Now and indefinitely (at least through summer 2020), Harvard is using remote work as a key strategy to sustain operational continuity while reducing density and exposure for those who must work on campus during the Coronavirus/COVID-19 public health emergency.
In recent months, departments and units across Harvard have implemented or “scaled up” telework under these circumstances. The information here contains basic principles and best practices that support successful telework under normal conditions, and provide guidance for employees and managers to sustain effective telework now.
You will find highlighted resources that can support teams’ decision-making processes, and places to abbreviate or modify current practices in the new Telework Continuity Toolkit.
- While the principles that govern the University’s guidelines emphasize the need for a written proposal, this sometimes lengthy process can be abbreviated or eliminated.
- Under emergency conditions, departments and units may instead need to focus on developing a communications plan that supports business continuity while teleworking.
- The guidelines stress the importance of maintaining the social connections that are often important to successful teams. Social distancing measures make this challenging. Try thinking about it this way: what we need now is physical spacing and social connectivity.
- The Get Ready to Work Remotely site provides HUIT’s introduction to the tools and resources you’ll need for productive remote work, including information security requirements for your personal devices.
- All employees must still follow Harvard’s information security policy and consider which of three secure configuration options will best serve remote work during what could be a protracted period.
- HUIT's Work Securely Everywhere flyer offers tips to ensure a secure work from home experience.
- Under non-emergency circumstances, engaging in substantial non-Harvard activities is not permitted when teleworking. Now, however, Harvard realizes that closed schools and disruptions of care arrangements may mean that employees must balance work with family caregiving tasks.

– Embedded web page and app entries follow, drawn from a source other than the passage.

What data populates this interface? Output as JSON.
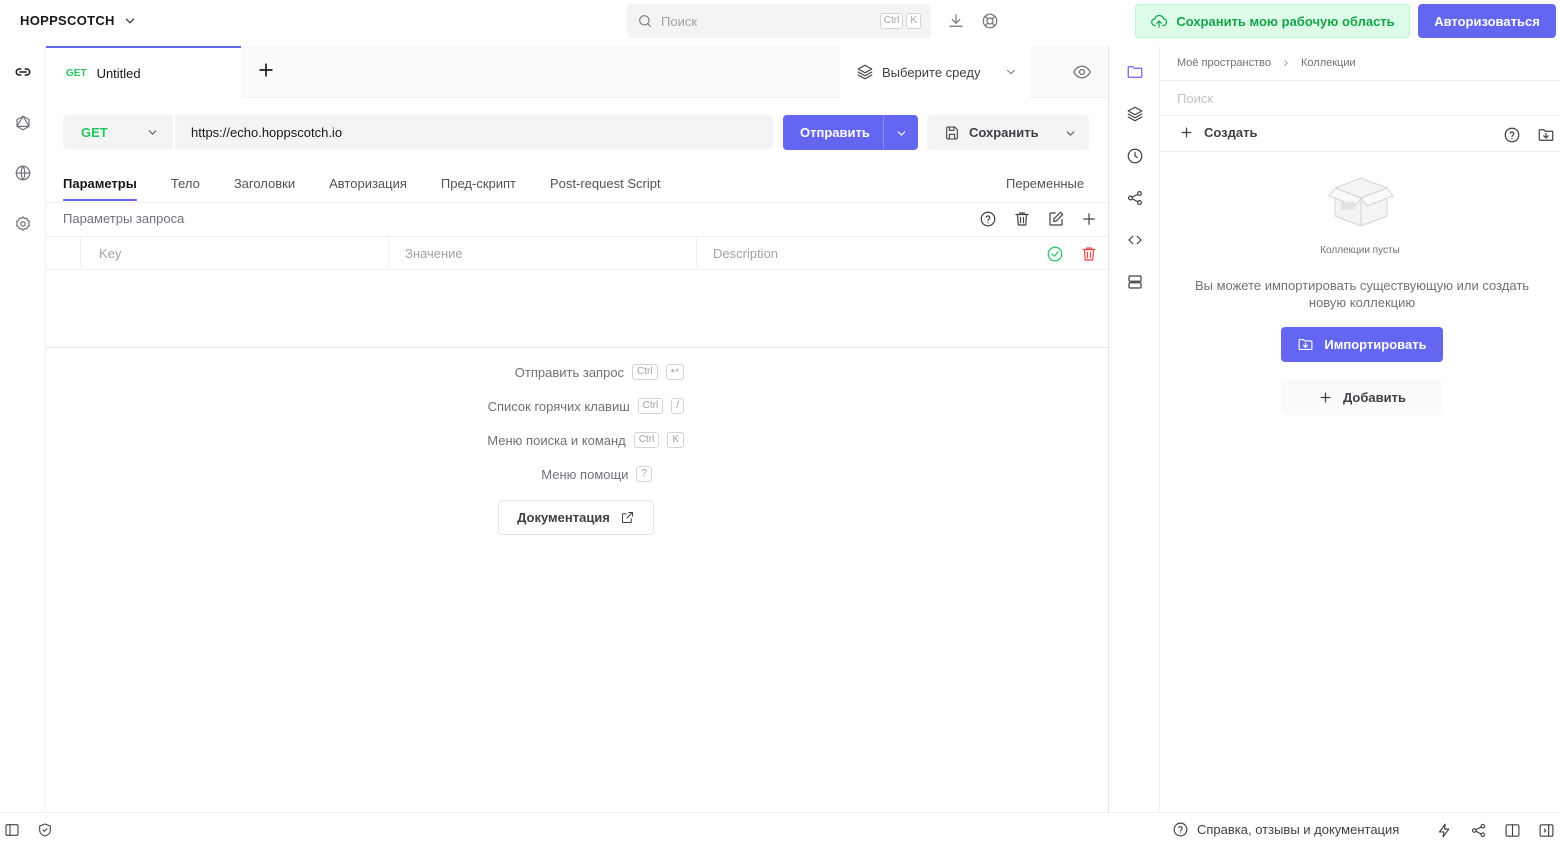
{
  "header": {
    "brand": "HOPPSCOTCH",
    "search_placeholder": "Поиск",
    "search_kbd": [
      "Ctrl",
      "K"
    ],
    "save_workspace": "Сохранить мою рабочую область",
    "login": "Авторизоваться"
  },
  "tab": {
    "method": "GET",
    "title": "Untitled"
  },
  "environment": {
    "label": "Выберите среду"
  },
  "request": {
    "method": "GET",
    "url": "https://echo.hoppscotch.io",
    "send": "Отправить",
    "save": "Сохранить"
  },
  "subtabs": [
    "Параметры",
    "Тело",
    "Заголовки",
    "Авторизация",
    "Пред-скрипт",
    "Post-request Script"
  ],
  "variables_tab": "Переменные",
  "params": {
    "title": "Параметры запроса",
    "columns": {
      "key": "Key",
      "value": "Значение",
      "description": "Description"
    }
  },
  "shortcuts": [
    {
      "label": "Отправить запрос",
      "keys": [
        "Ctrl",
        "↩"
      ]
    },
    {
      "label": "Список горячих клавиш",
      "keys": [
        "Ctrl",
        "/"
      ]
    },
    {
      "label": "Меню поиска и команд",
      "keys": [
        "Ctrl",
        "K"
      ]
    },
    {
      "label": "Меню помощи",
      "keys": [
        "?"
      ]
    }
  ],
  "docs_button": "Документация",
  "collections": {
    "breadcrumb": [
      "Моё пространство",
      "Коллекции"
    ],
    "search_placeholder": "Поиск",
    "create": "Создать",
    "empty_title": "Коллекции пусты",
    "empty_desc": "Вы можете импортировать существующую или создать новую коллекцию",
    "import": "Импортировать",
    "add": "Добавить"
  },
  "footer": {
    "help": "Справка, отзывы и документация"
  },
  "colors": {
    "accent": "#6366f1",
    "success": "#22c55e",
    "danger": "#ef4444"
  }
}
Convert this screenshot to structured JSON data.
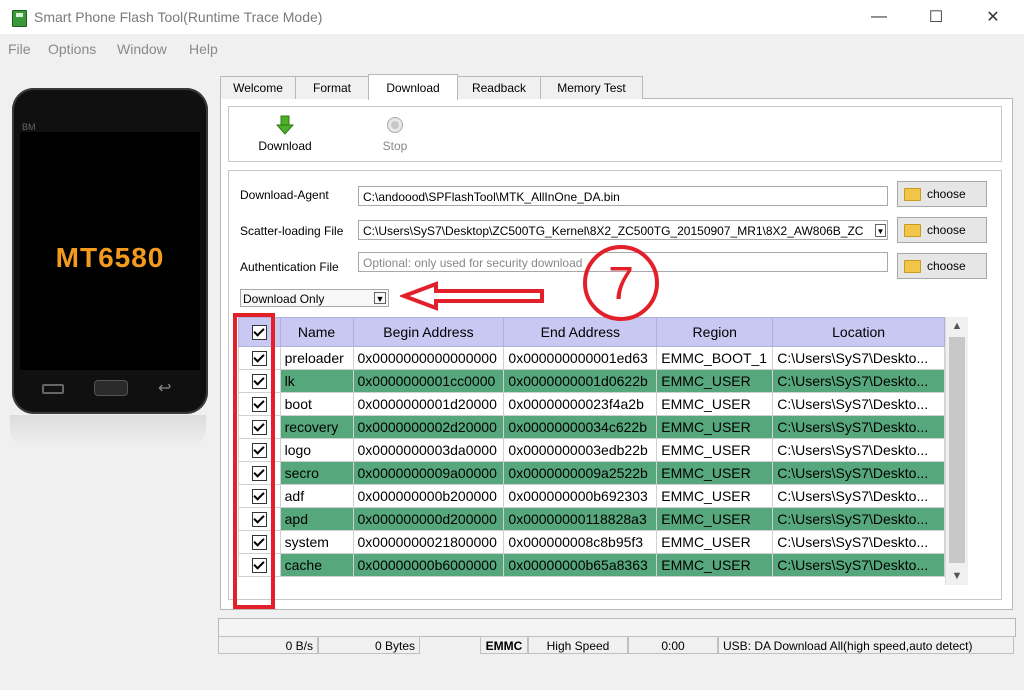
{
  "window": {
    "title": "Smart Phone Flash Tool(Runtime Trace Mode)"
  },
  "menu": [
    "File",
    "Options",
    "Window",
    "Help"
  ],
  "phone": {
    "brand": "BM",
    "chip": "MT6580"
  },
  "tabs": [
    "Welcome",
    "Format",
    "Download",
    "Readback",
    "Memory Test"
  ],
  "toolbar": {
    "download_label": "Download",
    "stop_label": "Stop"
  },
  "form": {
    "download_agent_label": "Download-Agent",
    "download_agent_value": "C:\\andoood\\SPFlashTool\\MTK_AllInOne_DA.bin",
    "scatter_label": "Scatter-loading File",
    "scatter_value": "C:\\Users\\SyS7\\Desktop\\ZC500TG_Kernel\\8X2_ZC500TG_20150907_MR1\\8X2_AW806B_ZC",
    "auth_label": "Authentication File",
    "auth_placeholder": "Optional: only used for security download",
    "choose_label": "choose",
    "mode_value": "Download Only"
  },
  "annotation": {
    "step": "7",
    "accent": "#e3202a"
  },
  "table": {
    "headers": [
      "Name",
      "Begin Address",
      "End Address",
      "Region",
      "Location"
    ],
    "rows": [
      {
        "name": "preloader",
        "begin": "0x0000000000000000",
        "end": "0x000000000001ed63",
        "region": "EMMC_BOOT_1",
        "location": "C:\\Users\\SyS7\\Deskto..."
      },
      {
        "name": "lk",
        "begin": "0x0000000001cc0000",
        "end": "0x0000000001d0622b",
        "region": "EMMC_USER",
        "location": "C:\\Users\\SyS7\\Deskto..."
      },
      {
        "name": "boot",
        "begin": "0x0000000001d20000",
        "end": "0x00000000023f4a2b",
        "region": "EMMC_USER",
        "location": "C:\\Users\\SyS7\\Deskto..."
      },
      {
        "name": "recovery",
        "begin": "0x0000000002d20000",
        "end": "0x00000000034c622b",
        "region": "EMMC_USER",
        "location": "C:\\Users\\SyS7\\Deskto..."
      },
      {
        "name": "logo",
        "begin": "0x0000000003da0000",
        "end": "0x0000000003edb22b",
        "region": "EMMC_USER",
        "location": "C:\\Users\\SyS7\\Deskto..."
      },
      {
        "name": "secro",
        "begin": "0x0000000009a00000",
        "end": "0x0000000009a2522b",
        "region": "EMMC_USER",
        "location": "C:\\Users\\SyS7\\Deskto..."
      },
      {
        "name": "adf",
        "begin": "0x000000000b200000",
        "end": "0x000000000b692303",
        "region": "EMMC_USER",
        "location": "C:\\Users\\SyS7\\Deskto..."
      },
      {
        "name": "apd",
        "begin": "0x000000000d200000",
        "end": "0x00000000118828a3",
        "region": "EMMC_USER",
        "location": "C:\\Users\\SyS7\\Deskto..."
      },
      {
        "name": "system",
        "begin": "0x0000000021800000",
        "end": "0x000000008c8b95f3",
        "region": "EMMC_USER",
        "location": "C:\\Users\\SyS7\\Deskto..."
      },
      {
        "name": "cache",
        "begin": "0x00000000b6000000",
        "end": "0x00000000b65a8363",
        "region": "EMMC_USER",
        "location": "C:\\Users\\SyS7\\Deskto..."
      }
    ]
  },
  "status": {
    "speed": "0 B/s",
    "bytes": "0 Bytes",
    "storage": "EMMC",
    "mode": "High Speed",
    "time": "0:00",
    "usb": "USB: DA Download All(high speed,auto detect)"
  },
  "colors": {
    "row_highlight": "#56a87c",
    "header_bg": "#c8c8f2",
    "chip_text": "#f39b1f"
  }
}
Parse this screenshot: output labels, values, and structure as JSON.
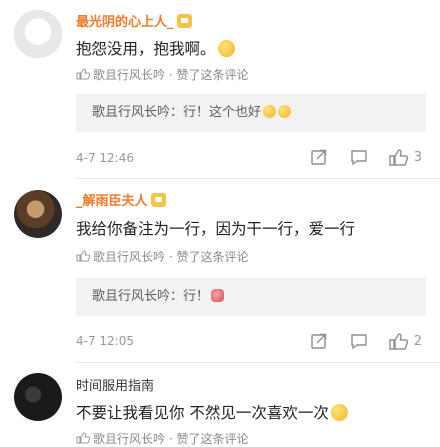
{
  "comments": [
    {
      "username": "最光阴的心上人_",
      "content": "抱怨没用，抱我啊。",
      "liked_by": "歌且行风长吟 · 赞了这条评论",
      "reply_author": "歌且行风长吟",
      "reply_text": "：行！这个也好",
      "time": "4-7 12:46",
      "likes": "3"
    },
    {
      "username": "_解雨臣夫人",
      "content": "我给你备注为一行，因为干一行，爱一行",
      "liked_by": "歌且行风长吟 · 赞了这条评论",
      "reply_author": "歌且行风长吟",
      "reply_text": "：行！",
      "time": "4-7 12:05",
      "likes": "2"
    },
    {
      "username": "时间服用指南",
      "content": "不要让我看见你 不然见一次喜欢一次",
      "liked_by": "歌且行风长吟 · 赞了这条评论"
    }
  ],
  "icons": {
    "vip_badge": "vip-badge-icon",
    "emoji": "smile-emoji-icon",
    "share": "share-icon",
    "comment": "comment-icon",
    "like": "thumb-up-icon"
  },
  "colors": {
    "vip_name": "#ef7a2c",
    "reply_bg": "#f2f2f2",
    "secondary_text": "#999999"
  }
}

Harvard's temporarily-amended policies on use of paid time off are intended to provide needed flexibility to do so.
The SOURCE Program: SOURCE (Subsidy for Occasional, Unplanned, and Respite Care Expenses) is a reimbursement program that helps income-eligible employees work when child or adult care is unavailable.
Harvard’s Employee Assistance Program: Harvard’s EAP, provided by KGA, has counselors available 24/7 to help. Note: KGA is now offering both telehealth counseling and chat options. KGA can also assist in identifying local care providers to meet back-up care needs. Register on their website for articles, resources, tools, and training programs. The EAP is just a phone call away: 877-327-4278 (877-EAP-HARV).
Care@Work: Benefits-eligible faculty and staff have access to pre-vetted back-up care, senior care advising, and the Care.com digital platform with thousands of resources for self-directed searches. Note: You must register in advance to use their services; when you do, you will have access to new protocols and requirements regarding in home back-up care to protect everyone’s health during the coronavirus outbreak.
Mindfulness at Work: Harvard University provides a variety of mindfulness meditation classes throughout the year. Benefits of meditation include increases in concentration, productivity, physical and psychological resilience, and the ability to respond skillfully to stressful situations. Meditation is also effective in decreasing depression, physical pain, emotional reactivity, and reliance on unhealthy coping behaviors. The Ten Percent Happier App has also been made available at no charge for benefits-eligible faculty and staff.